• _What you have to do_
Please write the listing below out again exactly, leaving every picture behind.

• _Entries supplied_
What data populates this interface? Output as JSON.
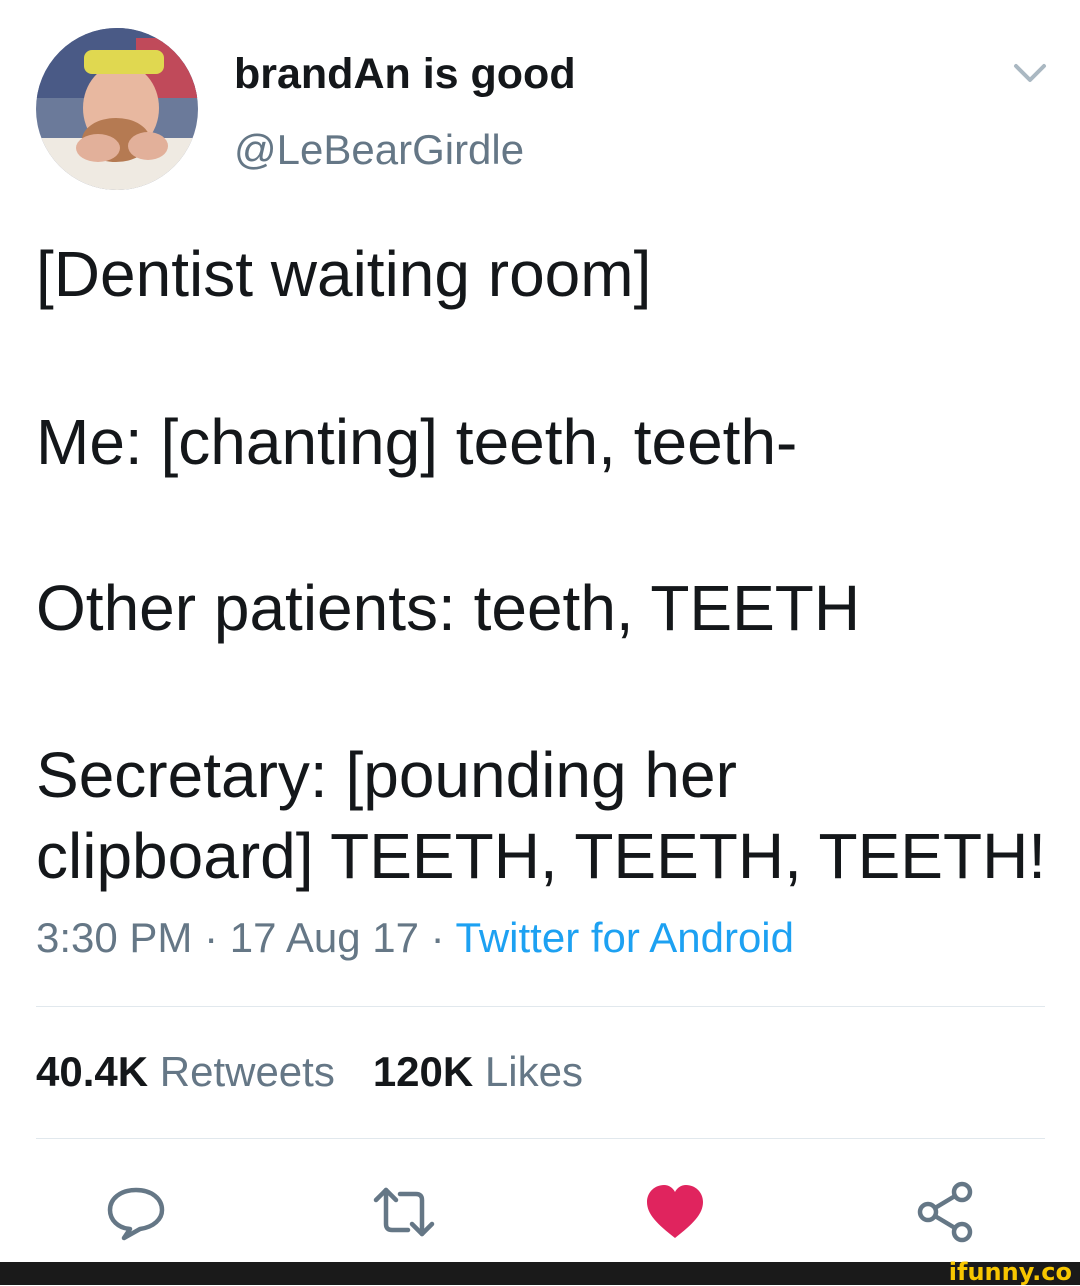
{
  "user": {
    "display_name": "brandAn is good",
    "handle": "@LeBearGirdle",
    "avatar_icon": "profile-photo"
  },
  "tweet": {
    "lines": [
      "[Dentist waiting room]",
      "Me: [chanting] teeth, teeth-",
      "Other patients: teeth, TEETH",
      "Secretary: [pounding her",
      "clipboard] TEETH, TEETH, TEETH!"
    ]
  },
  "meta": {
    "time": "3:30 PM",
    "separator": " · ",
    "date": "17 Aug 17",
    "source": "Twitter for Android"
  },
  "stats": {
    "retweets_count": "40.4K",
    "retweets_label": "Retweets",
    "likes_count": "120K",
    "likes_label": "Likes"
  },
  "actions": {
    "reply_icon": "reply-icon",
    "retweet_icon": "retweet-icon",
    "like_icon": "heart-icon",
    "share_icon": "share-icon"
  },
  "colors": {
    "accent": "#1da1f2",
    "like": "#e0245e",
    "muted": "#657786",
    "text": "#14171a"
  },
  "watermark": "ifunny.co"
}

• _Reply_
What data populates this interface? Output as JSON.
{
  "user": {
    "display_name": "brandAn is good",
    "handle": "@LeBearGirdle",
    "avatar_icon": "profile-photo"
  },
  "tweet": {
    "lines": [
      "[Dentist waiting room]",
      "Me: [chanting] teeth, teeth-",
      "Other patients: teeth, TEETH",
      "Secretary: [pounding her",
      "clipboard] TEETH, TEETH, TEETH!"
    ]
  },
  "meta": {
    "time": "3:30 PM",
    "separator": " · ",
    "date": "17 Aug 17",
    "source": "Twitter for Android"
  },
  "stats": {
    "retweets_count": "40.4K",
    "retweets_label": "Retweets",
    "likes_count": "120K",
    "likes_label": "Likes"
  },
  "actions": {
    "reply_icon": "reply-icon",
    "retweet_icon": "retweet-icon",
    "like_icon": "heart-icon",
    "share_icon": "share-icon"
  },
  "colors": {
    "accent": "#1da1f2",
    "like": "#e0245e",
    "muted": "#657786",
    "text": "#14171a"
  },
  "watermark": "ifunny.co"
}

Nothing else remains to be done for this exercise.